Start The Year Off Right By Developing a Water Management Plan January 6, 2015 By John Daniels, agronomist, Central Region

Developing a water management plan will show your golf facilities commitment to water conservation and may help avoid overly harsh water restrictions in the unfortunate event of  prolonged drought.

Water conservation plays an integral role in the sustainability of golf facilities. The economic and environmental benefits of efficient water use are nothing new. However, every day it seems like golf courses are being asked to do more with less. Greater awareness of golf course water use, stringent water use regulations, recent droughts and greater demand on a limited water supply are making it difficult for many courses to secure the water they have been accustomed to in the past.
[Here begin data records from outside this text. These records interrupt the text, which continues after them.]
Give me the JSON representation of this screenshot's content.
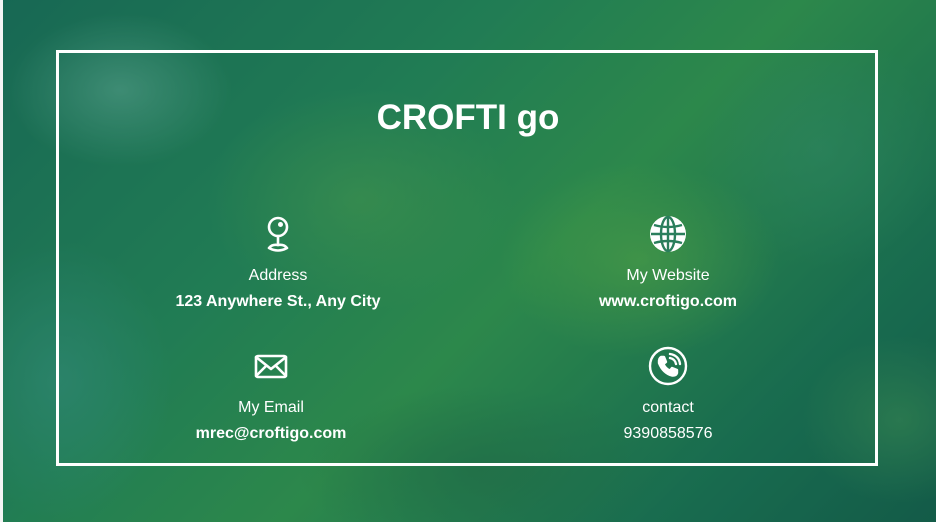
{
  "title": "CROFTI go",
  "address": {
    "icon": "location-pin-icon",
    "label": "Address",
    "value": "123 Anywhere St., Any City"
  },
  "website": {
    "icon": "globe-icon",
    "label": "My Website",
    "value": "www.croftigo.com"
  },
  "email": {
    "icon": "envelope-icon",
    "label": "My Email",
    "value": "mrec@croftigo.com"
  },
  "contact": {
    "icon": "phone-icon",
    "label": "contact",
    "value": "9390858576"
  },
  "colors": {
    "text": "#ffffff",
    "frame": "#ffffff",
    "background": "#2a8a5a"
  }
}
Even courses fortunate to have sufficient water need to take steps to irrigate judiciously.

If you haven’t already done so, I urge you to make a New Year’s resolution to develop and initiate a water management plan in 2015. A water management plan will allow you to assess current water use practices at your course and help pinpoint areas of improvement. The ultimate goal is to reduce water loss and increase water reuse, thereby reducing overall water consumption.

Begin with a thorough site assessment that provides information on all areas of maintained turf and water bodies throughout the property. Take into account current and future water needs. Then, best management practices (BMPs) can be incorporated to help meet water-conservation goals. Since droughts are inevitable in much of the country, a drought-contingency plan should be included as part of the water management plan. Specific, quantifiable targets for required water-use reductions during drought should be outlined. For example, ask how you could reduce water use by 10, 20 or even 30 percent if mandated. Consider how the irrigation system and course setup would be altered to accommodate a water reduction.
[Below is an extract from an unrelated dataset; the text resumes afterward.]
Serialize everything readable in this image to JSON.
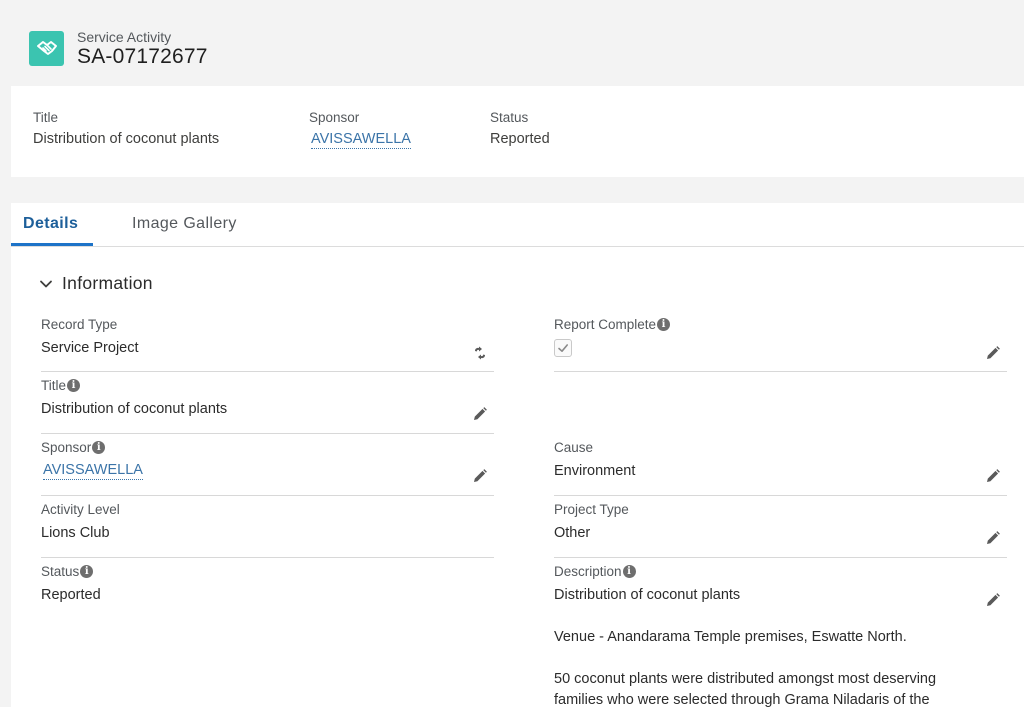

It is important to remember that a water management plan is a living document and should be reevaluated and revised every few years.  Use the plan to help guide turf-management decisions and identify what areas of the irrigation system should be updated. Water management plans can also be used as a communication tool to the membership, local water authority and other regulatory agencies to demonstrate your golf course’s commitment to water conservation. Lead by example and have a document that clearly defines your commitment to responsible water use. It will help ensure the needs of your facility receive full consideration.
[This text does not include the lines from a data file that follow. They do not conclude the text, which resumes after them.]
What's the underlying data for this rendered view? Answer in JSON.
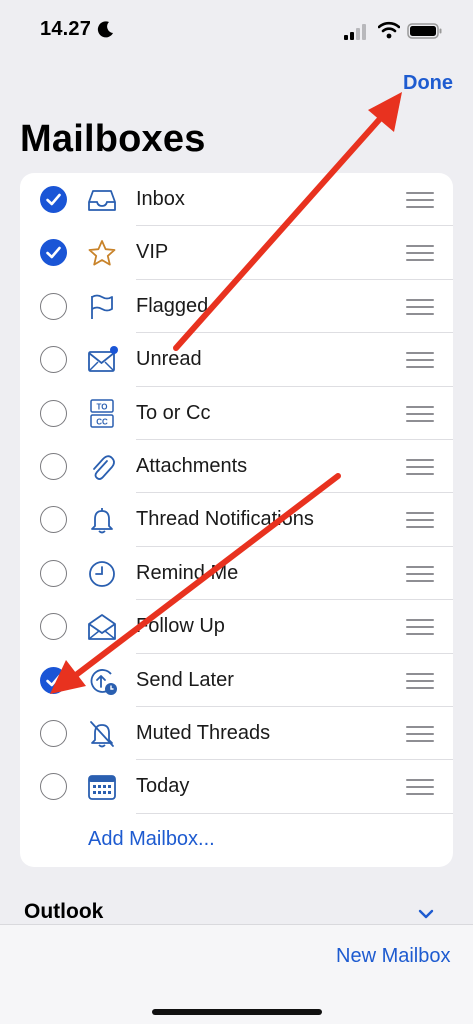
{
  "status": {
    "time": "14.27"
  },
  "header": {
    "done_label": "Done",
    "title": "Mailboxes"
  },
  "mailboxes": [
    {
      "label": "Inbox",
      "checked": true,
      "icon": "inbox-icon"
    },
    {
      "label": "VIP",
      "checked": true,
      "icon": "star-icon"
    },
    {
      "label": "Flagged",
      "checked": false,
      "icon": "flag-icon"
    },
    {
      "label": "Unread",
      "checked": false,
      "icon": "envelope-unread-icon"
    },
    {
      "label": "To or Cc",
      "checked": false,
      "icon": "to-cc-icon"
    },
    {
      "label": "Attachments",
      "checked": false,
      "icon": "paperclip-icon"
    },
    {
      "label": "Thread Notifications",
      "checked": false,
      "icon": "bell-icon"
    },
    {
      "label": "Remind Me",
      "checked": false,
      "icon": "clock-icon"
    },
    {
      "label": "Follow Up",
      "checked": false,
      "icon": "envelope-open-icon"
    },
    {
      "label": "Send Later",
      "checked": true,
      "icon": "send-later-icon"
    },
    {
      "label": "Muted Threads",
      "checked": false,
      "icon": "bell-slash-icon"
    },
    {
      "label": "Today",
      "checked": false,
      "icon": "calendar-icon"
    }
  ],
  "add_mailbox_label": "Add Mailbox...",
  "sections": {
    "outlook_label": "Outlook"
  },
  "toolbar": {
    "new_mailbox_label": "New Mailbox"
  },
  "colors": {
    "accent": "#1e5bd0",
    "check": "#1a55d6",
    "icon": "#2a5fb0",
    "star": "#c8832a",
    "arrow": "#e8321f"
  }
}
For more information on how to develop a Water Management Plan and BMPs relating to water, please visit the Water Resource Center.

Source: John Daniels (